Now, for all my reservations borne out of a revived, though cautiously proprietary engagement with my heritage, I still need backup or permission to let go of the “should” and wear whatever I feel actually represents me. So I consult my style crew for their input. Wanting to keep the interaction open-ended, I send a group text asking, “How do you feel about habesha kemis?”
Aside from a couple of comments about feeling “old and traditional,” and like they must behave “more grown-up” when wearing the dress, their answers are overwhelmingly positive, communicating that they feel good, even regal, in the dress. It’s their portal to feeling a stronger connection to the beauty and strength of their mothers, pride in their heritage, and an uncontrived femininity.
While I can relate to the sentiments, I still can’t connect them to habesha kemis. I feel like an outlier. Yes, I have these emotions too, but only in connection with my parents and grandparents when I think of the choices they made or had imposed on them and how they carried themselves through life. But underneath all the women’s comments, I sense an unspoken message that it is not a garment that complements our everyday diaspora selves. So a few weeks later, I probe deeper and come away with an admission from one of them that we almost never wear the dress by choice, but rather to represent and transmit culture, especially on culturally significant occasions. Sounds like a “should” to me. Otherwise, another tells me, she prefers the simple, loose, and cottony ones that she can throw on around the house to feel comfortable.
For the 15 years she lived abroad and throughout my life, my mother wore fancy habesha kemis — that she collected and maintained with the utmost care — only for special occasions and holidays, like most urban women. She had a bunch made for me too, which I would wear once then put in storage with the ones I had to wear for weddings. At home, and even then not regularly, my mother liked the unadorned style mentioned above: a floor-length, short-sleeved white cotton shift with one line of embroidery around the neck and sleeve, and subtle silver thread laced into the fringed hem. But toward what turned out to be the end of her life, she began to wear only that. I don’t know why; I never asked.

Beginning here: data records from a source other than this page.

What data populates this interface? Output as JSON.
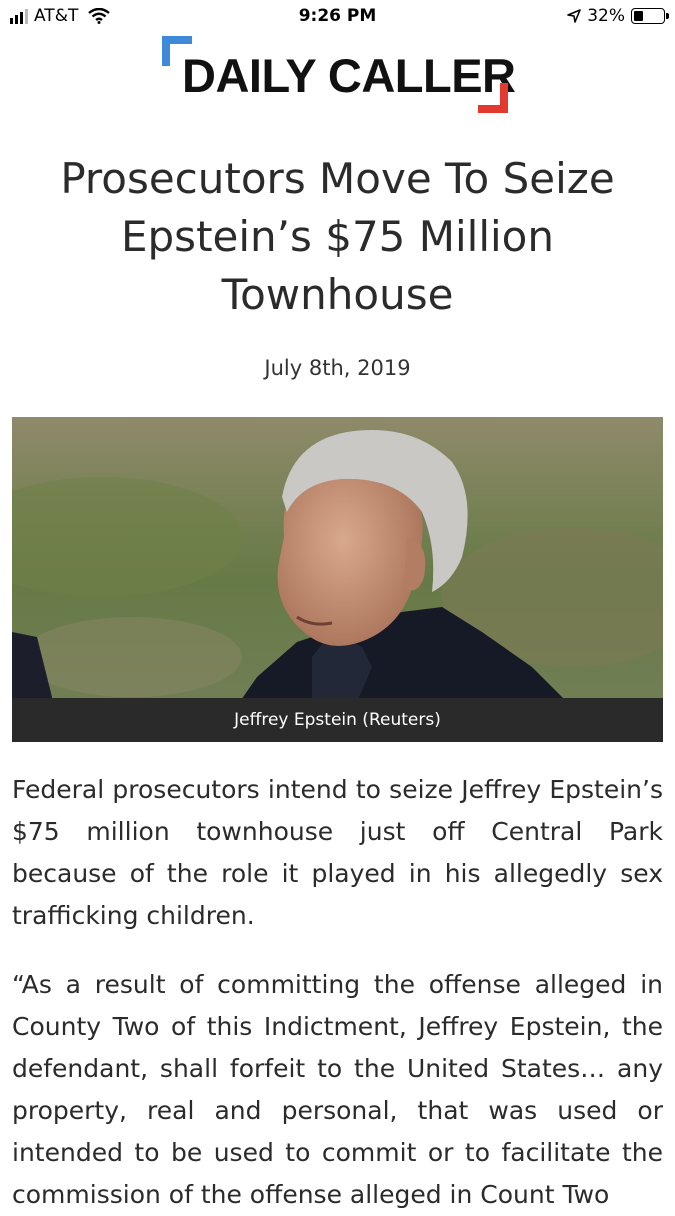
{
  "status_bar": {
    "carrier": "AT&T",
    "time": "9:26 PM",
    "battery_percent": "32%",
    "battery_level": 0.32,
    "icons": [
      "signal-icon",
      "wifi-icon",
      "location-arrow-icon",
      "battery-icon"
    ]
  },
  "header": {
    "logo_text": "DAILY CALLER",
    "colors": {
      "bracket_left": "#3f8ad8",
      "bracket_right": "#e23a2e"
    }
  },
  "article": {
    "headline": "Prosecutors Move To Seize Epstein’s $75 Million Townhouse",
    "date": "July 8th, 2019",
    "image_caption": "Jeffrey Epstein (Reuters)",
    "paragraphs": [
      "Federal prosecutors intend to seize Jeffrey Epstein’s $75 million townhouse just off Central Park because of the role it played in his allegedly sex trafficking children.",
      "“As a result of committing the offense alleged in County Two of this Indictment, Jeffrey Epstein, the defendant, shall forfeit to the United States… any property, real and personal, that was used or intended to be used to commit or to facilitate the commission of the offense alleged in Count Two"
    ]
  }
}
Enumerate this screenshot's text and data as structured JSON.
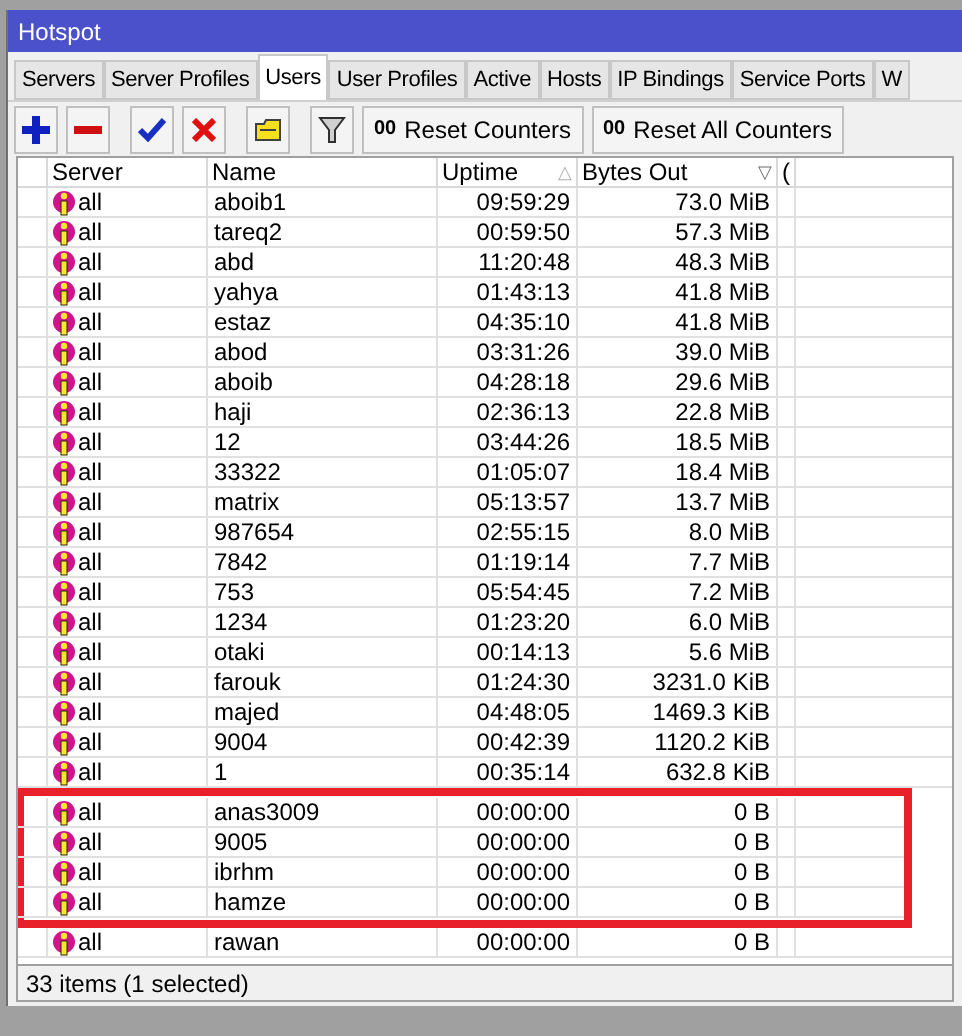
{
  "window": {
    "title": "Hotspot"
  },
  "tabs": [
    {
      "label": "Servers",
      "selected": false
    },
    {
      "label": "Server Profiles",
      "selected": false
    },
    {
      "label": "Users",
      "selected": true
    },
    {
      "label": "User Profiles",
      "selected": false
    },
    {
      "label": "Active",
      "selected": false
    },
    {
      "label": "Hosts",
      "selected": false
    },
    {
      "label": "IP Bindings",
      "selected": false
    },
    {
      "label": "Service Ports",
      "selected": false
    },
    {
      "label": "W",
      "selected": false
    }
  ],
  "toolbar": [
    {
      "kind": "add"
    },
    {
      "kind": "remove"
    },
    {
      "kind": "enable"
    },
    {
      "kind": "disable"
    },
    {
      "kind": "comment"
    },
    {
      "kind": "filter"
    },
    {
      "kind": "text",
      "label": "Reset Counters",
      "glyph": "00"
    },
    {
      "kind": "text",
      "label": "Reset All Counters",
      "glyph": "00"
    }
  ],
  "table": {
    "columns": [
      {
        "label": "Server"
      },
      {
        "label": "Name"
      },
      {
        "label": "Uptime",
        "sort_mark": "△"
      },
      {
        "label": "Bytes Out",
        "sort_mark": "▽"
      },
      {
        "label": "("
      }
    ],
    "rows": [
      {
        "server": "all",
        "name": "aboib1",
        "uptime": "09:59:29",
        "bytes_out": "73.0 MiB"
      },
      {
        "server": "all",
        "name": "tareq2",
        "uptime": "00:59:50",
        "bytes_out": "57.3 MiB"
      },
      {
        "server": "all",
        "name": "abd",
        "uptime": "11:20:48",
        "bytes_out": "48.3 MiB"
      },
      {
        "server": "all",
        "name": "yahya",
        "uptime": "01:43:13",
        "bytes_out": "41.8 MiB"
      },
      {
        "server": "all",
        "name": "estaz",
        "uptime": "04:35:10",
        "bytes_out": "41.8 MiB"
      },
      {
        "server": "all",
        "name": "abod",
        "uptime": "03:31:26",
        "bytes_out": "39.0 MiB"
      },
      {
        "server": "all",
        "name": "aboib",
        "uptime": "04:28:18",
        "bytes_out": "29.6 MiB"
      },
      {
        "server": "all",
        "name": "haji",
        "uptime": "02:36:13",
        "bytes_out": "22.8 MiB"
      },
      {
        "server": "all",
        "name": "12",
        "uptime": "03:44:26",
        "bytes_out": "18.5 MiB"
      },
      {
        "server": "all",
        "name": "33322",
        "uptime": "01:05:07",
        "bytes_out": "18.4 MiB"
      },
      {
        "server": "all",
        "name": "matrix",
        "uptime": "05:13:57",
        "bytes_out": "13.7 MiB"
      },
      {
        "server": "all",
        "name": "987654",
        "uptime": "02:55:15",
        "bytes_out": "8.0 MiB"
      },
      {
        "server": "all",
        "name": "7842",
        "uptime": "01:19:14",
        "bytes_out": "7.7 MiB"
      },
      {
        "server": "all",
        "name": "753",
        "uptime": "05:54:45",
        "bytes_out": "7.2 MiB"
      },
      {
        "server": "all",
        "name": "1234",
        "uptime": "01:23:20",
        "bytes_out": "6.0 MiB"
      },
      {
        "server": "all",
        "name": "otaki",
        "uptime": "00:14:13",
        "bytes_out": "5.6 MiB"
      },
      {
        "server": "all",
        "name": "farouk",
        "uptime": "01:24:30",
        "bytes_out": "3231.0 KiB"
      },
      {
        "server": "all",
        "name": "majed",
        "uptime": "04:48:05",
        "bytes_out": "1469.3 KiB"
      },
      {
        "server": "all",
        "name": "9004",
        "uptime": "00:42:39",
        "bytes_out": "1120.2 KiB"
      },
      {
        "server": "all",
        "name": "1",
        "uptime": "00:35:14",
        "bytes_out": "632.8 KiB"
      },
      {
        "server": "all",
        "name": "anas3009",
        "uptime": "00:00:00",
        "bytes_out": "0 B",
        "highlighted": true
      },
      {
        "server": "all",
        "name": "9005",
        "uptime": "00:00:00",
        "bytes_out": "0 B",
        "highlighted": true
      },
      {
        "server": "all",
        "name": "ibrhm",
        "uptime": "00:00:00",
        "bytes_out": "0 B",
        "highlighted": true
      },
      {
        "server": "all",
        "name": "hamze",
        "uptime": "00:00:00",
        "bytes_out": "0 B",
        "highlighted": true
      },
      {
        "server": "all",
        "name": "rawan",
        "uptime": "00:00:00",
        "bytes_out": "0 B"
      }
    ]
  },
  "status_bar": "33 items (1 selected)"
}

In the time since, I’ve given away almost all our habesha kemis, hers to an Ethiopian charity and mine to the women of the non-Ethiopian half of a wedding party. But I’ve kept all of my mother’s simple ones. They are comfortable, so I wear them a lot at home. But they also interest me on a symbolic level. I like to speculate that once my mother realized one can never really go back home again, she liked the blank slate quality of the dress—so plain it doesn’t even have a front or back. As if it was the true habesha kemis for the uncharted territory that was our diasporic lives.
I see this type of habesha kemis as the cultural garment reflective of our present moment, a template for what we are in the process of becoming from what we started with. One might look at it and think, “Is it or isn’t it habesha kemis?” The same way one might observe the mannerisms or hear the words of a diaspora Ethiopian woman or catch her wearing it in public and, at least momentarily, wonder, “Is she or isn’t she habesha?” This ambiguous quality makes it a perfect fit. It’s just the dress I would choose if I were to wear habesha kemis to represent my true culture.